5.5

0.50

1.00

1.25

1.50

1.75

2.00

2.64

7.0

5.5

0.75

1.50

1.88

2.25

2.63

3.00

3.96

7.5

5.5

1.00

2.00

2.50

3.00

3.50

4.00

5.28

8.0

5.5

1.75

3.50

4.13

4.75

5.38

6.01

7.84

8.5

5.5

2.50

5.00

5.76

6.51

7.26

8.01

10.39

7.0

6.0

0.43

0.87

1.08

1.30

1.57

1.85

2.41

7.5

6.0

0.79

1.57

2.00

2.42

2.78

3.15

4.19

8.0

6.0

1.57

3.13

3.62

4.10

4.70

5.30

6.84

8.5

6.0

2.40

4.80

5.46

6.12

6.79

7.45

9.64

7.0

6.5

0.11

0.23

0.29

0.34

0.52

0.69

0.86

7.5

6.5

0.57

1.15

1.49

1.84

2.07

2.30

3.10

8.0

6.5

1.38

2.75

3.10

3.44

4.02

4.59

5.84

8.5

6.5

2.30

4.59

5.17

5.74

6.31

6.89

8.89

8.0

7.0

1.19

2.38

2.58

2.79

3.34

3.88

4.85

8.0

7.5

1.00

2.01

2.07

2.13

2.65

3.18

3.85

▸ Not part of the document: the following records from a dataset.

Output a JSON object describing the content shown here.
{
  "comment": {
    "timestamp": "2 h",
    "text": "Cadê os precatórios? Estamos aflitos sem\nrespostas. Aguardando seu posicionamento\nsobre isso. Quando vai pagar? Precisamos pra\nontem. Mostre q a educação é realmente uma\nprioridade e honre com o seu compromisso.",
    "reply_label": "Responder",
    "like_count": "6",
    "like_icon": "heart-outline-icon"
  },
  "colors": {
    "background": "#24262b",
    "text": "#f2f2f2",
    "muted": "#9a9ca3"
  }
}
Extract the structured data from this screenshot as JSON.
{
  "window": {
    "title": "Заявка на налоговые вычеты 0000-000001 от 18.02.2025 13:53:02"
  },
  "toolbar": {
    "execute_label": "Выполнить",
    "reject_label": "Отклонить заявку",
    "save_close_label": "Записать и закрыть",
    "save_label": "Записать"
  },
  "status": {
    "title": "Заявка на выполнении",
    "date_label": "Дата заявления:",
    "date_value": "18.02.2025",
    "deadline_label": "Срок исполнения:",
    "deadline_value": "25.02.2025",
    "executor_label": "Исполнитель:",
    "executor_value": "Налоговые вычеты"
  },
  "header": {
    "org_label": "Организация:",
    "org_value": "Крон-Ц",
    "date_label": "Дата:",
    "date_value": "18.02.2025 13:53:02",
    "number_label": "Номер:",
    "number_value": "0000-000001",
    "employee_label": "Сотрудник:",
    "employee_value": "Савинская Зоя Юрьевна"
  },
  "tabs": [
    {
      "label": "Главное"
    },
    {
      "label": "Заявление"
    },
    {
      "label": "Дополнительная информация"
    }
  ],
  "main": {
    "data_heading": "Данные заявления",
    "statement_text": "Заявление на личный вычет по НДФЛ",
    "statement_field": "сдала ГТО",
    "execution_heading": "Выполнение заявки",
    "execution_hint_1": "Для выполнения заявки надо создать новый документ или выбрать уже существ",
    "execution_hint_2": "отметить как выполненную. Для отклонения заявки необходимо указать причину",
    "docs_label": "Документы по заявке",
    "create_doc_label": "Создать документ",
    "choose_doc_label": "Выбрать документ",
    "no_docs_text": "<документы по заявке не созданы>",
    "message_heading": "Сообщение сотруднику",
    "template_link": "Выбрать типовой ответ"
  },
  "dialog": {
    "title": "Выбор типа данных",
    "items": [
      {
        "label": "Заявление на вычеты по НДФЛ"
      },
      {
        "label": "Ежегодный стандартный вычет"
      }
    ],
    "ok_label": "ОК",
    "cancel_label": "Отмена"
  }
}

Adapted from the Western Fertilizer Handbook 7th ed.: Nursery Management, 2nd ed. H. Davidson, et al., 1988; the Highbush Blueberry Production Guide (NRAES-55), Northeast Regional Agricultural Engineering Service, M. Pritts and J. Hancock ed., 1992.; and Vegetable Growing Handbook, W. E. Splittstoesser, 1979.

Common Acidifying Materials

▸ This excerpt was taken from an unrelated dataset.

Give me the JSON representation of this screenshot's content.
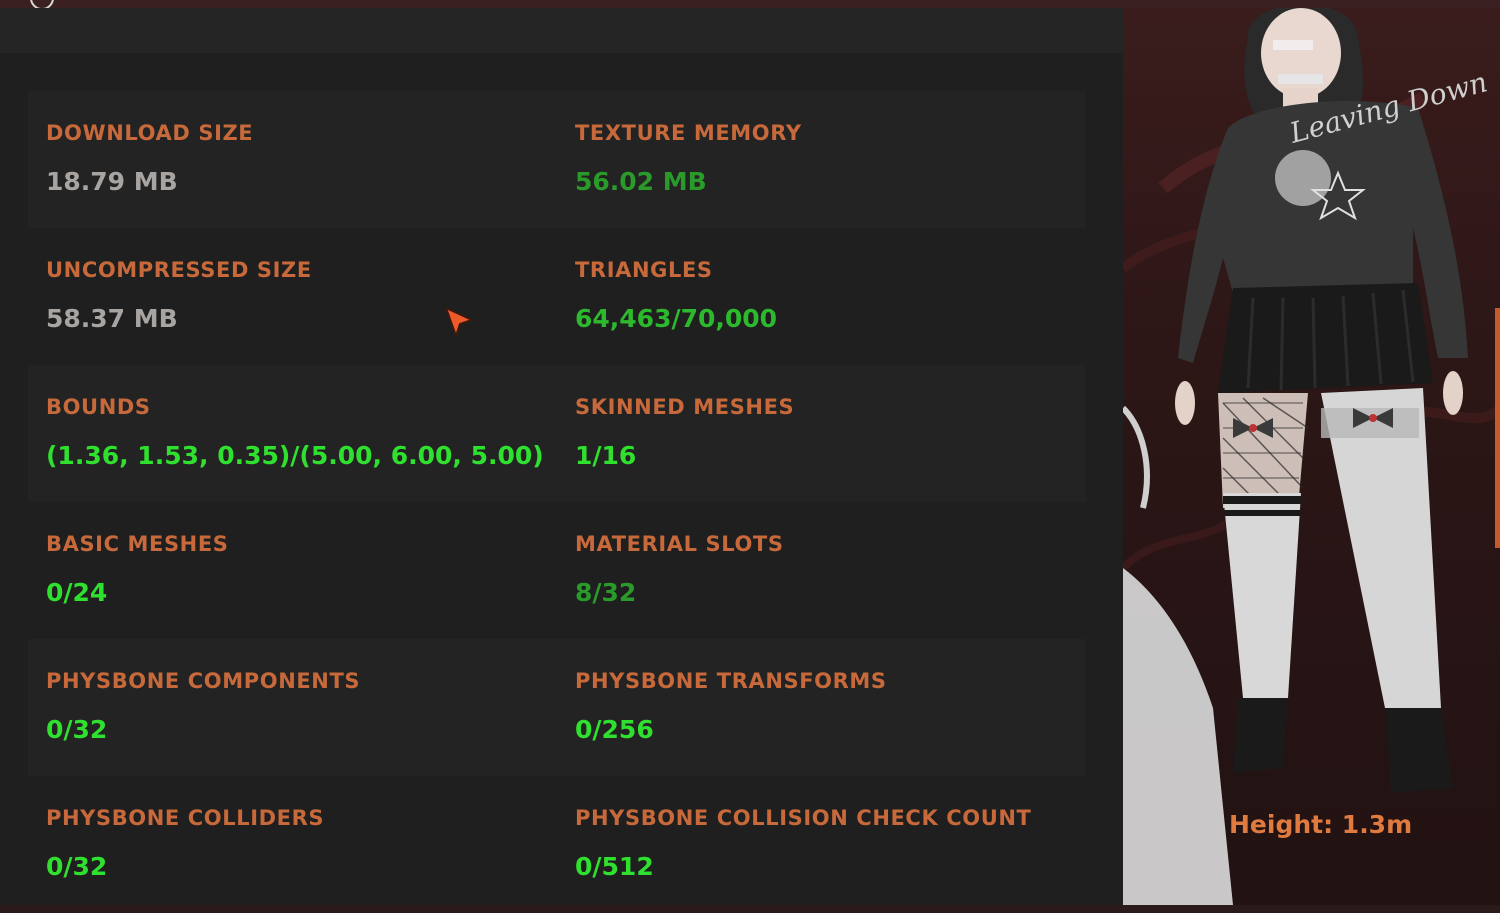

Material

Chemical Formula

Percent Sulfur

Lbs of Material to Equal 100 Lbs of Sulfur

Sulfur*

S

99.0

100

Sulfuric Acid

H2SO4

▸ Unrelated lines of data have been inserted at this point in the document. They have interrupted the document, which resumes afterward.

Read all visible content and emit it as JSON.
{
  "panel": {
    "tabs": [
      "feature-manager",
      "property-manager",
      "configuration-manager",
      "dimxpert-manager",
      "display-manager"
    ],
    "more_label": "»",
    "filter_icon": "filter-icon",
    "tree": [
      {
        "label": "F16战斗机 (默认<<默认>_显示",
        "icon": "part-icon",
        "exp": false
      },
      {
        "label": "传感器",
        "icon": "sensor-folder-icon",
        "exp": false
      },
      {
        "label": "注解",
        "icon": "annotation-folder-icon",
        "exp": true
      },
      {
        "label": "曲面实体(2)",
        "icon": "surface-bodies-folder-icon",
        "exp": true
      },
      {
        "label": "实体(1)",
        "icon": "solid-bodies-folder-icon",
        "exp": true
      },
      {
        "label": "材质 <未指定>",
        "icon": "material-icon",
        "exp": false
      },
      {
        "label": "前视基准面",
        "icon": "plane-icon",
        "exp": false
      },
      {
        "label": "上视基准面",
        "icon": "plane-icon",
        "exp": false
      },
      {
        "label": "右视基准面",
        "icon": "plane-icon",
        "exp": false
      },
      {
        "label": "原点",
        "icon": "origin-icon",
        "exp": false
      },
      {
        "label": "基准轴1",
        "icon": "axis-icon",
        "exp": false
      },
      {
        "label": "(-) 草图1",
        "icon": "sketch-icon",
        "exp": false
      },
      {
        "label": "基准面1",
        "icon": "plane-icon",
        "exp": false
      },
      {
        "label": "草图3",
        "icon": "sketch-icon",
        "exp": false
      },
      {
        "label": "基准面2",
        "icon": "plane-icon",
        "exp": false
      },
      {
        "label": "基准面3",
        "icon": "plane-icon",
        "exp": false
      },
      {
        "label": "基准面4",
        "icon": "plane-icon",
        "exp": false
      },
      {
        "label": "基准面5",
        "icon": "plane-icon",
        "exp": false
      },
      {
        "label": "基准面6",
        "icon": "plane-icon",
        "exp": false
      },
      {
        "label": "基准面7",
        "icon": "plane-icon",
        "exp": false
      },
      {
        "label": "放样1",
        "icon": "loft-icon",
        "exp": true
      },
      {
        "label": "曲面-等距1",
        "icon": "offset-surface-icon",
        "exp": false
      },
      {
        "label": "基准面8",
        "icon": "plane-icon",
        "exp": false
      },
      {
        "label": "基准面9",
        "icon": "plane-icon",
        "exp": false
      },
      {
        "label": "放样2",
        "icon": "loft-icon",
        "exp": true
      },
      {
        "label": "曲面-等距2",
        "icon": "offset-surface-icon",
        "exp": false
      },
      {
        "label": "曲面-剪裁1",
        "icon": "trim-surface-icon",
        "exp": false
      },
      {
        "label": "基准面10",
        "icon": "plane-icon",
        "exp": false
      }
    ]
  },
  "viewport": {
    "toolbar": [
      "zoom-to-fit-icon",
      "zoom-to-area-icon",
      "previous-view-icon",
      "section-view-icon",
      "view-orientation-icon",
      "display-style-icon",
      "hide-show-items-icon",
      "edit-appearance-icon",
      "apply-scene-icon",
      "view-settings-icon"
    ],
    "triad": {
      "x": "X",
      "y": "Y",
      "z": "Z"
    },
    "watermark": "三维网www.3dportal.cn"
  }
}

32.0

306

Sulfur Dioxide

SO2

50.0

198

Iron Sulfate

FeSO4.7H2O

11.5

896

Aluminum Sulfate

Al2(SO4)3

14.4

694

Ammonium Sulfate*

(NH4)2SO4

23.7

422

*NOTE: The acidifying effect of elemental sulfur is caused by sulfur oxidizing bacteria. These bacteria must be present in the soil, in sufficient amounts, in order to have the desired effect. If a soils pH is above 7.2 in its natural state. it may not have a large population of sulfur oxidizing bacteria. In these cases it may be helpful to inoculate it by adding some soil from another source that is naturally acid. Also, the pH change caused by the bacterial oxidation of sulfur may be relatively slow (12 months or more) since they are dependent on sufficient soil moisture and temperature to accomplish efficient sulfur oxidation. The other products listed produce a chemical acidifying effect, independent of soil organisms and may be faster and more dependable than elemental sulfur.

Calculated Equivalent Acidity of Common Nitrogen Materials

N Source

% N

Chemical Formula

100 Lb of Nitrogen*

100 Lb of Fertilizer*

Ammonium Sulfate

21

(NH4)2SO4

535

151

Anhydrous Ammonia

82

NH3

180

295

Ammonium Nitrate

34

NH4NO3

180

122

Urea

46

CO(NH2)2

180

166

UAN

28-32

CO(NH2)2+NH4NO3

180

101-115

Calcium Nitrate

15

Ca(NO3)2

135B

20B

Sodium Nitrate

16

NaNO3

180B

29B

Potassium Nitrate

13

KNO3

200B

26B

Adapted from the Potash and Phosphate Institutes Soil Fertility Manual

* Pounds of calcium carbonate (CaCO3) needed to neutralize the acidity formed from 100 pounds of nitrogen, or nitrogen containing fertilizer. The "B" denotes a basic (pH increasing) effect. These are theoretical values and may differ somewhat in actual soil.